A quick reflection on yesterday before we get on with the day.
son and kane best duo in the world argue with yourself !— aj (@ajtracey) December 6, 2020
Ramble of the Day
The Millwall Supporters’ Club put out a statement on Sunday, wanting us all to read something that seems to have a lot of thought put into it. After all, it’s 572 words long and in the opening paragraph, they write: “we have been determined to listen to as many different views as possible before commenting.” I did what they wanted and I read it.
The first stance they took was only the first anger-inducing one: “We fervently believe that the motives of those behind the booing were not racist.” It is incredible, in the most horrible way, that they attempt to deny something so obvious. Players all around the world have agreed on a symbol of anti-racism before matches, following the lead of Colin Kaepernick, an athlete with a similar platform. The meaning of the gesture as just one step in practicing anti-racism is the agreed upon definition in the football world and outside of it. That act of anti-racism was not just met with indifference; it was met with outright rejection — what else can boos signify? It was as clear as it could get.
The statement continued: “At a time of heightened awareness and with the country watching, the choice of those individuals was always going to damage their club and be perceived by the media as racist.” The Supporters’ Club is correct that it was going to be perceived as racist, because that’s what it was. I hope the mentions of “heightened awareness,” a “country watching,” and “the media” are warnings to those who booed a symbol of anti-racist behavior; I fear it is a complete deflection of responsibility.

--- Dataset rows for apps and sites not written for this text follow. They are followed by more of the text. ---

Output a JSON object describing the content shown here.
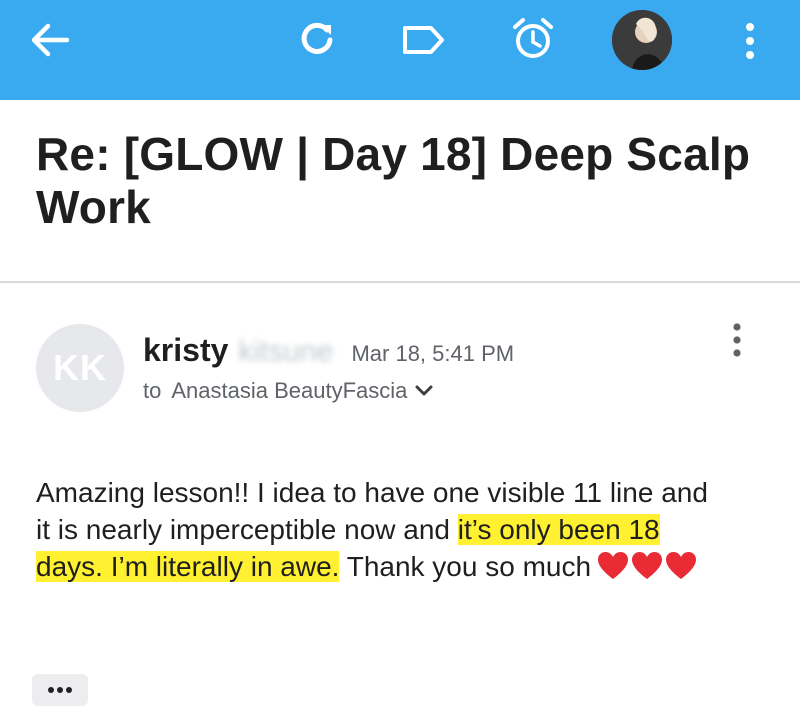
{
  "toolbar": {
    "background": "#3aaaf0",
    "icons": [
      "back-arrow-icon",
      "refresh-icon",
      "label-icon",
      "alarm-clock-icon",
      "account-avatar",
      "more-vert-icon"
    ]
  },
  "email": {
    "subject": "Re: [GLOW | Day 18] Deep Scalp Work",
    "sender": {
      "initials": "KK",
      "first_name": "kristy",
      "last_name_blurred": "kitsune",
      "date": "Mar 18, 5:41 PM"
    },
    "recipient": {
      "prefix": "to",
      "name": "Anastasia BeautyFascia"
    },
    "body": {
      "part1": "Amazing lesson!! I idea to have one visible 11 line and it is nearly imperceptible now and ",
      "highlighted": "it’s only been 18 days. I’m literally in awe.",
      "part2": " Thank you so much",
      "hearts": 3,
      "highlight_color": "#fff131"
    },
    "expand_label": "•••"
  }
}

They continued: “The greatest thing it highlighted is the need for clarity and understanding on both sides of this divide.” This is plain deflection. I find it difficult to equate the work those who perform anti-racist acts to create a fairer society to the work those who perform racist acts.
The Supporters’ Club finally began to outline its argument, saying: “[Those who booed] were doing it in reaction to the war memorials and statues of Churchill defaced by the BLM organisation and the extreme political views they hold, and for which ‘taking the knee’ is associated with.” I would like to take the last five months into consideration. Over this course of time, players have continued to kneel and others have committed in other ways to fighting racism, as have some clubs. Never once has it been implied that everyone in English football was committed to achieving change through political action. The FA can barely sort itself out, for starters, so tackling the whole nation’s racism would be quite the stretch. The Premier League, though, openly admitted it was not interested in endorsements of political policy. Considering the recent history and habits of leaders of the English game, it is not remotely surprising they do not get involved in politics. They would not, in supporting kneeling before games, be endorsing legislative actions.
Funnily enough, the Supporters’ Club actually notes the above point in their next paragraph: “[The players] explicitly did not use it to support any political viewpoint or organisation and therefore the booing shows disagreement with anti-discrimination.”
Unfortunately, this very important point is sandwiched between an unfair representation of an anti-racist symbol and a bad faith argument. The Supporters’ Club references Les Ferdinand’s August statement that kneeling is not enough; they falsely interpret it as the gesture having “run its course” and therefore being useless. The gesture should be the base level of anti-racist acts, but instead arguing that more must be done, they argue less should be. Ironic considering the next thought is: “action called for is desperately needed and the action needed was not to boo the gesture.”
When I said at the beginning that a lot of thought went into this, I meant it. This is a clear act to muddle messages of anti-racism with disingenuous debate. It must be taken seriously, because as much as they claim they are committed to eradicating racism, this is so obviously not a solution to the problem.
Links of the Day
Juventus was accused of unfairly accelerating Luis Suárez’s Italian citizenship application by the dean of the university where the forward took his Italian language exam.
Nice fired manager Patrick Vieira after more than two years in the job.
Yunus Musah signed a six year contract extension with Valencia.
A longer read: John Hodgman on the 1971 Ibrox disaster, in which 66 people were killed in a crush leaving an Old Firm Derby, and Rangers’ long failure to take responsibility for The Guardian